Are there any amendments to section 31 of the act? Seeing none, I'll put the question. Is it the favour of the committee that section 31 carries? All those in favour? Contrary? Section 31 carries.
Section 32 of the bill: Are there any amendments?
Mr Baird: I move that the French version of subsection 82.1(3) of the act, as set out in section 32 of the bill, be amended by striking out "Aucune instance ne peut être" in the first line and substituting "Une instance n'est pas."
The Chair: Do you wish to speak to the amendment?
M. Baird : Non, c'est seulement une correction de la version française aujourd'hui.
The Chair: Merci. Are there any further comments or questions? Seeing none, I'll put the question. All those in favour of the amendment? Contrary? The amendment carries.
Any further amendments to section 32? Seeing none, I'll put the question. Is it the favour of the committee that section 32 carries, as amended? All those in favour? Contrary? Section 32, as amended, is carried.
Are there any amendments to sections 33 through 35 of the bill? Seeing none, I'll put the question. Is it the favour of the committee that sections 33 through 35 of the bill carry? All those in favour? Contrary? Sections 33 through 35 are carried.
Shall section 36, the short title of the bill, carry? All those in favour? Contrary? Section 36 is carried.
Shall the long title of the bill carry? All those in favour? Contrary? The long title of the bill is carried.
Shall Bill 49, as amended, carry? All those in favour? Contrary? Bill 49, as amended, is carried.
Shall Bill 49, as amended, be reported to the House? All those in favour? Contrary? Thank you. Bill 49 will be reported to the House.
If we can move back to Mr Christopherson's original motion. If you wish to craft something or would you like the clerk to --
Mr Christopherson: No. I think we can do this fairly easily. I would like to move that the NDP motion 2-LAH be referred to the review being --
Mr Baird: "Comprehensive."
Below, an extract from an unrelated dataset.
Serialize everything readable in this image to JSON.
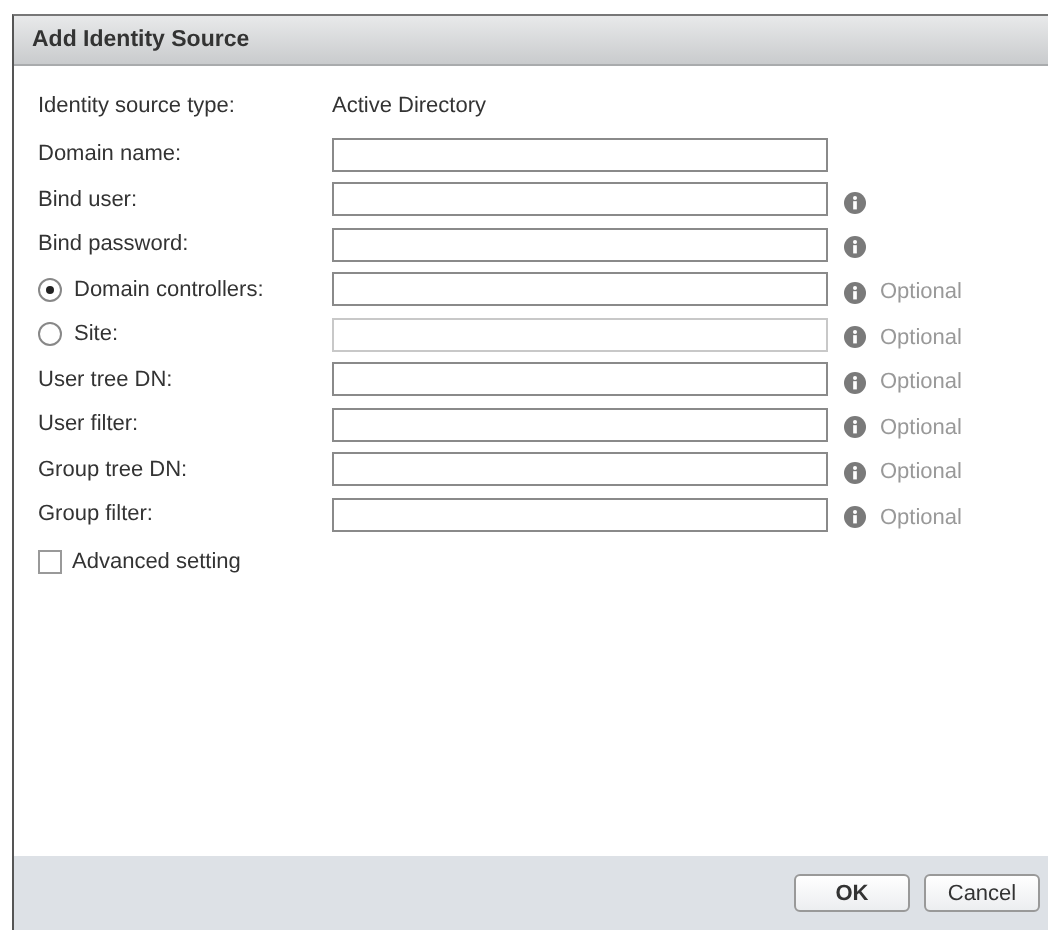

Mr Christopherson: -- well, the review being conducted by the Minister of Labour and be considered at that time.
Mr Baird: "Comprehensive improvements to the Employment Standards Act."
The Chair: Thank you. Do you wish that done in the format of a letter from the Chair?
Mr Christopherson: Assuming that I get a unanimous vote to do that, yes, that would be appreciated.
The Chair: So that would be the format you would appreciate?
Mr Christopherson: Yes.
The Chair: Everyone understands the motion Mr Christopherson has proposed?
Mr Baird: Could it just be read again? I'm sorry.
Mr Christopherson: I move that the NDP motion regarding posting of Employment Standards Act rules as contained in 2-LAH be forwarded to the minister for consideration during her broader review of the Employment Standards Act.
Mr Baird: I would just indicate I'd support that.
Mr Tascona: Just for the record, the referral is just strictly for something that the minister is going to review. This, to me, is so broadly based and purely to ensure that fairness is done with respect to the process that we discussed before, I can support this, but only in the sense of exploring because it is so broad and needs to be subject to much more scrutiny to really understand what is being attempted here by the third party.
Mr Baird: I think what Mr Christopherson is trying to do is to ask that this issue be considered in the comprehensive review. I'm sure I can speak on behalf of the minister that she has absolutely no problem whatsoever with considering this issue.
The Chair: Any further comments? All those in favour of the motion? Contrary, if any? The motion carries.
Mr Christopherson: Was that unanimous, Chair?
The Chair: Yes, it was.
Mr Christopherson: Thank you.
The Chair: Thank you, Mr Christopherson, and thank you all for your assistance in this long process. The committee stands adjourned.
The committee adjourned at 1725.